They cover 31,000 ha of headlands, forests, swampland, forest fringes to the West and nearly 10,000ha of coastal lagoons, which include Myall Lake, Boolambayte Lake and Bombah Broadwater. They are linked by narrow waterways to form a continuous lake system which is joined to Port Stephens by the lower Myall River, which becomes saline as it reaches Port Stephens.
Myall Lakes National Park is a popular holiday and camping destination. Its extensive waterways are ideal for sailing, surfing, canoeing, kayaking, windsurfing, sunbathing, swimming and water skiing and there are extensive bushwalking trails. Prior to the arrival of Europeans, the Myall Lakes area was inhabited by the “Worimi” and “Birpai” tribes.

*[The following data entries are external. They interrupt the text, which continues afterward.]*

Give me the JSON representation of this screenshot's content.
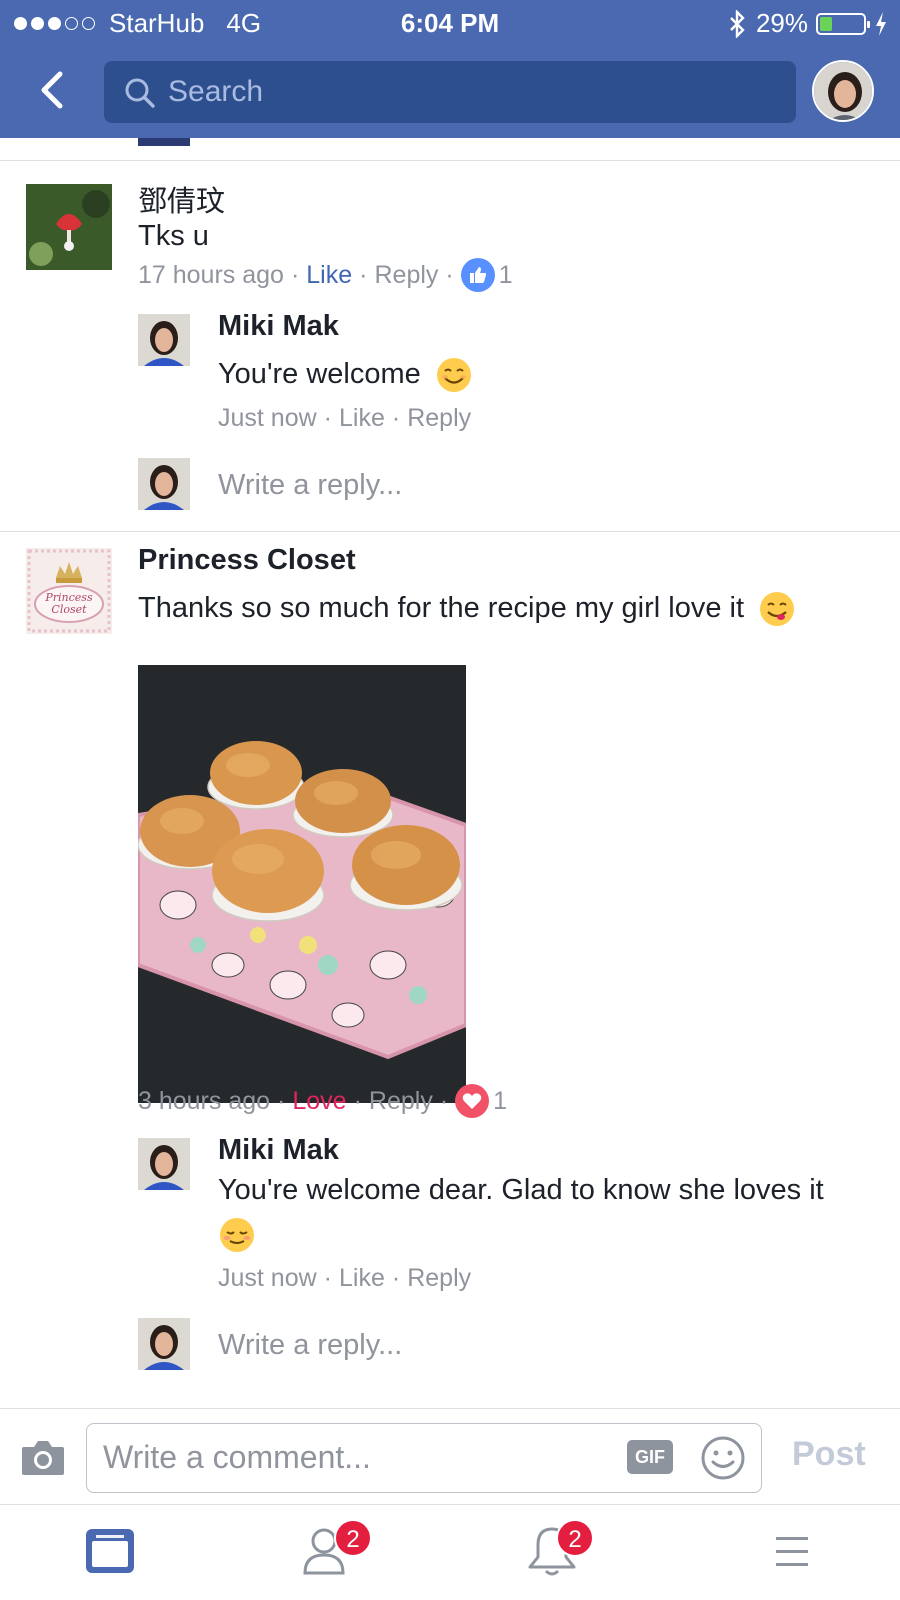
{
  "status_bar": {
    "carrier": "StarHub",
    "network": "4G",
    "time": "6:04 PM",
    "battery": "29%",
    "battery_level": 0.29
  },
  "header": {
    "search_placeholder": "Search"
  },
  "thread": {
    "comment1": {
      "author": "鄧倩玟",
      "text": "Tks u",
      "time": "17 hours ago",
      "like_label": "Like",
      "reply_label": "Reply",
      "reaction_count": "1"
    },
    "reply1": {
      "author": "Miki Mak",
      "text": "You're welcome",
      "time": "Just now",
      "like_label": "Like",
      "reply_label": "Reply"
    },
    "write_reply_1": "Write a reply...",
    "comment2": {
      "author": "Princess Closet",
      "text": "Thanks so so much for the recipe my girl love it",
      "logo_text": "Princess Closet",
      "time": "3 hours ago",
      "love_label": "Love",
      "reply_label": "Reply",
      "reaction_count": "1"
    },
    "reply2": {
      "author": "Miki Mak",
      "text": "You're welcome dear. Glad to know she loves it",
      "time": "Just now",
      "like_label": "Like",
      "reply_label": "Reply"
    },
    "write_reply_2": "Write a reply..."
  },
  "composer": {
    "placeholder": "Write a comment...",
    "gif_label": "GIF",
    "post_label": "Post"
  },
  "tabbar": {
    "friends_badge": "2",
    "notifications_badge": "2"
  },
  "colors": {
    "header_blue": "#4a69b0",
    "search_blue": "#2e4f8e",
    "like_blue": "#4267b2",
    "love_red": "#e0245e",
    "badge_red": "#e41e3f"
  }
}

Between 1957 and 1966, rutile and zircon were mined from the outer dune barrier and in 1965 the Sim Committee was established to investigate sand mining. In 1972 15,000ha of land was declared the Myall Lakes National Park and in 1977 the government banned sand mining in National Parks.
In 1770 Captain James Cook travelled along the coastline on his journey from Port Hicks to Cape York. He did not stop or identify the lakes. In 1790 five escaped convicts wrecked their stolen sailing boat on the north shore of Port Stephens. They were the first Europeans in the area. By the 1860’s there were railways through the area to carry the timber out to Newcastle and Sydney.
The recommendation for a lighthouse to guard Seal Rocks was made in 1863 but because of access difficulties the location finally chosen in 1873 was Sugarloaf Point and construction was completed in 1875 and the light was first lit on 1 December 1875.
By the mid-19th century the Aborigines had been driven away by timber cutters, boat builders and the establishment of small villages near the lakes at Nerang, Bulahdelah, Neranie, Mayer’s Point and Bungwahl were established.